GIVEN DATA:
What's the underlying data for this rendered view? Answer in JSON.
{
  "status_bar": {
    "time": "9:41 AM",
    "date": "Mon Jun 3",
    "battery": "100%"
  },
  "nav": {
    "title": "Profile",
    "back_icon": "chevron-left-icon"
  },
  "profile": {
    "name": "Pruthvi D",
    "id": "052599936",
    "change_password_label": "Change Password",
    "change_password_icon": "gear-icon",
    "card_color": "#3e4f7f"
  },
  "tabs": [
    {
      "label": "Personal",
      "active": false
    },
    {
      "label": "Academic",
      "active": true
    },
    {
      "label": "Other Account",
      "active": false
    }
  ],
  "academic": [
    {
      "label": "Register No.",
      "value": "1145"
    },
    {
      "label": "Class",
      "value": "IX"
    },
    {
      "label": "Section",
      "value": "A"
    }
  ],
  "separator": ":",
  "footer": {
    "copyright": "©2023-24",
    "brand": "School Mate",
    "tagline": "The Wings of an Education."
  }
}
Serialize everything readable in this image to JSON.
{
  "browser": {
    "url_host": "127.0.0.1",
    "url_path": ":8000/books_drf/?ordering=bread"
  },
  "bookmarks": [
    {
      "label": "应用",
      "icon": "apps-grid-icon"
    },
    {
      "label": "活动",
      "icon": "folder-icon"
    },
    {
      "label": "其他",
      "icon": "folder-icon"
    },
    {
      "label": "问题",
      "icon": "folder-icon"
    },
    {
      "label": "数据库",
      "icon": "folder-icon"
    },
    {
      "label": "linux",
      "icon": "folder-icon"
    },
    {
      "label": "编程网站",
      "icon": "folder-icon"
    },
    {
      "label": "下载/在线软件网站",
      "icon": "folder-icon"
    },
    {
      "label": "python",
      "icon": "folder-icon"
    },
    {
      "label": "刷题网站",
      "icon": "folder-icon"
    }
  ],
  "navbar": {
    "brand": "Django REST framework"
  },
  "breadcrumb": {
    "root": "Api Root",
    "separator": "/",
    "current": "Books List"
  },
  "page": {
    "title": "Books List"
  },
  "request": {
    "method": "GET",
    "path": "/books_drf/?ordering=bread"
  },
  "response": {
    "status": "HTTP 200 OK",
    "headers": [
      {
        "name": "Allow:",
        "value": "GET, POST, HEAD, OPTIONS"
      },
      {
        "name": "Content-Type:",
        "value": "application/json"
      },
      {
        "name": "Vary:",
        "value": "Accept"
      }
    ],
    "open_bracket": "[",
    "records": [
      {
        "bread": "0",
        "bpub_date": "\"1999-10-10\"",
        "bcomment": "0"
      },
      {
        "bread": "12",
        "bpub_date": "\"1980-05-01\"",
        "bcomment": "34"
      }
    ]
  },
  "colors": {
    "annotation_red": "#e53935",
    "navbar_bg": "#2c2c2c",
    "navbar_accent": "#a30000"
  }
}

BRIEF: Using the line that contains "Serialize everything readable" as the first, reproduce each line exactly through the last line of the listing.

ANSWER TO THE PROBLEM:
Serialize everything readable in this image to JSON.
{
  "browser": {
    "url_host": "127.0.0.1",
    "url_path": ":8000/books_drf/?ordering=bread"
  },
  "bookmarks": [
    {
      "label": "应用",
      "icon": "apps-grid-icon"
    },
    {
      "label": "活动",
      "icon": "folder-icon"
    },
    {
      "label": "其他",
      "icon": "folder-icon"
    },
    {
      "label": "问题",
      "icon": "folder-icon"
    },
    {
      "label": "数据库",
      "icon": "folder-icon"
    },
    {
      "label": "linux",
      "icon": "folder-icon"
    },
    {
      "label": "编程网站",
      "icon": "folder-icon"
    },
    {
      "label": "下载/在线软件网站",
      "icon": "folder-icon"
    },
    {
      "label": "python",
      "icon": "folder-icon"
    },
    {
      "label": "刷题网站",
      "icon": "folder-icon"
    }
  ],
  "navbar": {
    "brand": "Django REST framework"
  },
  "breadcrumb": {
    "root": "Api Root",
    "separator": "/",
    "current": "Books List"
  },
  "page": {
    "title": "Books List"
  },
  "request": {
    "method": "GET",
    "path": "/books_drf/?ordering=bread"
  },
  "response": {
    "status": "HTTP 200 OK",
    "headers": [
      {
        "name": "Allow:",
        "value": "GET, POST, HEAD, OPTIONS"
      },
      {
        "name": "Content-Type:",
        "value": "application/json"
      },
      {
        "name": "Vary:",
        "value": "Accept"
      }
    ],
    "open_bracket": "[",
    "records": [
      {
        "bread": "0",
        "bpub_date": "\"1999-10-10\"",
        "bcomment": "0"
      },
      {
        "bread": "12",
        "bpub_date": "\"1980-05-01\"",
        "bcomment": "34"
      }
    ]
  },
  "colors": {
    "annotation_red": "#e53935",
    "navbar_bg": "#2c2c2c",
    "navbar_accent": "#a30000"
  }
}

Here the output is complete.